* **Problem details**
Write out every single entry exactly.
:: Records to use
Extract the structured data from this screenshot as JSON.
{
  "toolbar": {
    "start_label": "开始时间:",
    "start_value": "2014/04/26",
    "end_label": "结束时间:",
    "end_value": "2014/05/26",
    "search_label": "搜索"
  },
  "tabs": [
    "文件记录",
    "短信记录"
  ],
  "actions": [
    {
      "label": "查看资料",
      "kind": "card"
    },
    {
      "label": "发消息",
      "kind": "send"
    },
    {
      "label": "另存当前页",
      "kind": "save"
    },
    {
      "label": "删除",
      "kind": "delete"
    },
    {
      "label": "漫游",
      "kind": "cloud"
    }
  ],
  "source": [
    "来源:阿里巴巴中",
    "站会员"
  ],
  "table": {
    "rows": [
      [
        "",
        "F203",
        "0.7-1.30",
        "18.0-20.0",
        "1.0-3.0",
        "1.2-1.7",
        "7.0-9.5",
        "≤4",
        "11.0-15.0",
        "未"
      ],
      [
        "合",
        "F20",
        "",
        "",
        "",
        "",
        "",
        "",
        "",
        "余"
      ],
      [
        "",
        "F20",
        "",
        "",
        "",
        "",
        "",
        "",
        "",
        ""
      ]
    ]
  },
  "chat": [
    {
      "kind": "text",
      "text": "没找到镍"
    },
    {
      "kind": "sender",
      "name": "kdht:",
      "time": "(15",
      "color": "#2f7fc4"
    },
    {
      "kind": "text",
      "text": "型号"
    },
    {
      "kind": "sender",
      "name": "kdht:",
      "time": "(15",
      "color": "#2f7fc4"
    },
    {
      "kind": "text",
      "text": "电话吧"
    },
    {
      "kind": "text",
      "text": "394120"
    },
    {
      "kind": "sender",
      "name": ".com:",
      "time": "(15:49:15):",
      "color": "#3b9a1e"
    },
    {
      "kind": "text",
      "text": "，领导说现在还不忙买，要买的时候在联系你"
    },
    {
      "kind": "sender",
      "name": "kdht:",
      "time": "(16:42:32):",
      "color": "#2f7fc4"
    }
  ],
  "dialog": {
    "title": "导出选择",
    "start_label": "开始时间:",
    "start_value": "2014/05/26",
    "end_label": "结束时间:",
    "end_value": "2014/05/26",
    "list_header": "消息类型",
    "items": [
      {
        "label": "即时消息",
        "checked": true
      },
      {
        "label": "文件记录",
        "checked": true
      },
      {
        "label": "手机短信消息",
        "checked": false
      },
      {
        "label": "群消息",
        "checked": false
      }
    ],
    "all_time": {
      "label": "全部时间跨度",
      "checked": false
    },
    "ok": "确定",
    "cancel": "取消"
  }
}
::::
* **Answer section**
Extract the structured data from this screenshot as JSON.
{
  "toolbar": {
    "start_label": "开始时间:",
    "start_value": "2014/04/26",
    "end_label": "结束时间:",
    "end_value": "2014/05/26",
    "search_label": "搜索"
  },
  "tabs": [
    "文件记录",
    "短信记录"
  ],
  "actions": [
    {
      "label": "查看资料",
      "kind": "card"
    },
    {
      "label": "发消息",
      "kind": "send"
    },
    {
      "label": "另存当前页",
      "kind": "save"
    },
    {
      "label": "删除",
      "kind": "delete"
    },
    {
      "label": "漫游",
      "kind": "cloud"
    }
  ],
  "source": [
    "来源:阿里巴巴中",
    "站会员"
  ],
  "table": {
    "rows": [
      [
        "",
        "F203",
        "0.7-1.30",
        "18.0-20.0",
        "1.0-3.0",
        "1.2-1.7",
        "7.0-9.5",
        "≤4",
        "11.0-15.0",
        "未"
      ],
      [
        "合",
        "F20",
        "",
        "",
        "",
        "",
        "",
        "",
        "",
        "余"
      ],
      [
        "",
        "F20",
        "",
        "",
        "",
        "",
        "",
        "",
        "",
        ""
      ]
    ]
  },
  "chat": [
    {
      "kind": "text",
      "text": "没找到镍"
    },
    {
      "kind": "sender",
      "name": "kdht:",
      "time": "(15",
      "color": "#2f7fc4"
    },
    {
      "kind": "text",
      "text": "型号"
    },
    {
      "kind": "sender",
      "name": "kdht:",
      "time": "(15",
      "color": "#2f7fc4"
    },
    {
      "kind": "text",
      "text": "电话吧"
    },
    {
      "kind": "text",
      "text": "394120"
    },
    {
      "kind": "sender",
      "name": ".com:",
      "time": "(15:49:15):",
      "color": "#3b9a1e"
    },
    {
      "kind": "text",
      "text": "，领导说现在还不忙买，要买的时候在联系你"
    },
    {
      "kind": "sender",
      "name": "kdht:",
      "time": "(16:42:32):",
      "color": "#2f7fc4"
    }
  ],
  "dialog": {
    "title": "导出选择",
    "start_label": "开始时间:",
    "start_value": "2014/05/26",
    "end_label": "结束时间:",
    "end_value": "2014/05/26",
    "list_header": "消息类型",
    "items": [
      {
        "label": "即时消息",
        "checked": true
      },
      {
        "label": "文件记录",
        "checked": true
      },
      {
        "label": "手机短信消息",
        "checked": false
      },
      {
        "label": "群消息",
        "checked": false
      }
    ],
    "all_time": {
      "label": "全部时间跨度",
      "checked": false
    },
    "ok": "确定",
    "cancel": "取消"
  }
}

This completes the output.